You will probably need three tables:
User tables with a primary key and the usual first name, last name etc
Roles table with roles specific to your application (eg Administrator, Power User, User, read only)
UserRoles with the user primary key, roles primary key, date created, date last modified, enabled (NUMBER (1) default 1 with check constraint that this field can only have the values of 0 or 1
As you indicated you will also need a package/procedure to query Active Directory for the users who have roles that are of interest to your application. The usual insert/update methods are required. Keep in mind that you never want to delete a user for an intranet application if there is any logging so when someone leaves the user table is updated to indicate that enabled = 0.
You indicate that you are using SQL server, that makes it easier than some other databases.
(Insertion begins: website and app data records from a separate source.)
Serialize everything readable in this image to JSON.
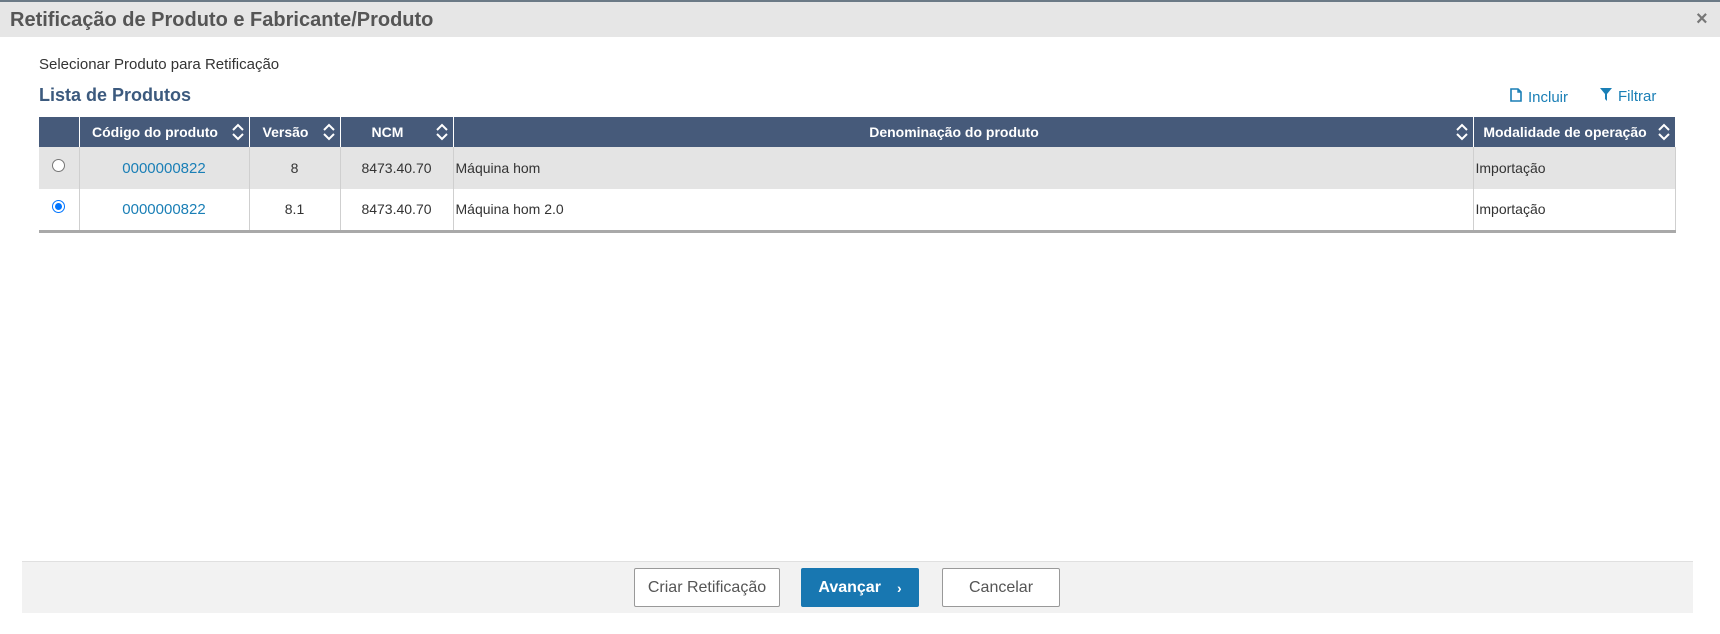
{
  "dialog": {
    "title": "Retificação de Produto e Fabricante/Produto",
    "close_icon": "×"
  },
  "subtitle": "Selecionar Produto para Retificação",
  "section_title": "Lista de Produtos",
  "actions": {
    "incluir": "Incluir",
    "filtrar": "Filtrar"
  },
  "table": {
    "columns": [
      "",
      "Código do produto",
      "Versão",
      "NCM",
      "Denominação do produto",
      "Modalidade de operação"
    ],
    "rows": [
      {
        "selected": false,
        "codigo": "0000000822",
        "versao": "8",
        "ncm": "8473.40.70",
        "denominacao": "Máquina hom",
        "modalidade": "Importação"
      },
      {
        "selected": true,
        "codigo": "0000000822",
        "versao": "8.1",
        "ncm": "8473.40.70",
        "denominacao": "Máquina hom 2.0",
        "modalidade": "Importação"
      }
    ]
  },
  "footer": {
    "criar": "Criar Retificação",
    "avancar": "Avançar",
    "avancar_icon": "›",
    "cancelar": "Cancelar"
  },
  "colors": {
    "header_bg": "#465a7a",
    "link": "#1a7fb6",
    "primary_button": "#1877b1"
  }
}
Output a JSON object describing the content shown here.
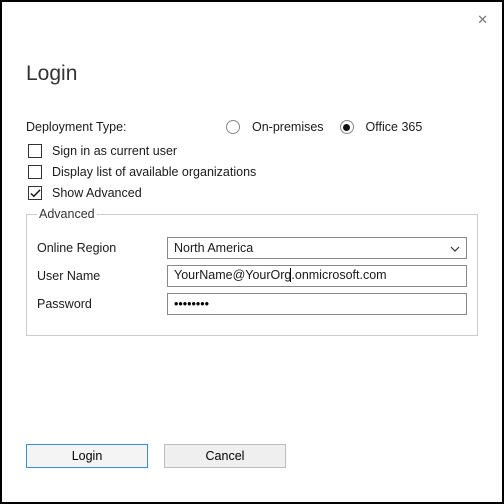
{
  "close_icon": "✕",
  "title": "Login",
  "deployment": {
    "label": "Deployment Type:",
    "options": {
      "on_premises": "On-premises",
      "office_365": "Office 365"
    },
    "selected": "office_365"
  },
  "checkboxes": {
    "sign_in_current": {
      "label": "Sign in as current user",
      "checked": false
    },
    "display_orgs": {
      "label": "Display list of available organizations",
      "checked": false
    },
    "show_advanced": {
      "label": "Show Advanced",
      "checked": true
    }
  },
  "advanced": {
    "legend": "Advanced",
    "online_region": {
      "label": "Online Region",
      "value": "North America"
    },
    "user_name": {
      "label": "User Name",
      "value_before_caret": "YourName@YourOrg",
      "value_after_caret": ".onmicrosoft.com"
    },
    "password": {
      "label": "Password",
      "masked": "••••••••"
    }
  },
  "buttons": {
    "login": "Login",
    "cancel": "Cancel"
  }
}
A query such as this will get you started:
SELECT * FROM OpenQuery ( ADSI, 'SELECT displayName,
telephoneNumber, mail, mobile, facsimileTelephoneNumber FROM
''LDAP://DOMAIN.com/OU=Players,DC=DOMAIN,DC=com'' WHERE objectClass
= ''User'' ') AS tblADSI ORDORDER BY displayname
Keep in mind that there are many fields in Active Directory. The less you ask for the better. Depending on how you access AD you may find a record limitation of no more than 1000 records can be returned.
Fields that you mention such as "annual leave count, hire date, sick leave count" should be in separate tables as the functionality is not connected to Active Directory
I don't know of any other practical way aside from a sync job. Your system and AD are separate and you do not want to tie the two together closely. Most AD data is best described as "Slowly changing" so a sync job on five minute intervals works for many applications.
1) You asked if this is valid approach to:
2) what do you mean by " Your system and AD are separate and you do not want to tie the two together closely"
- you want to minimize the points of failure. Your system should work when the sync process is not working due to unexpected failure. Active Directory should work if your sync procedure fails.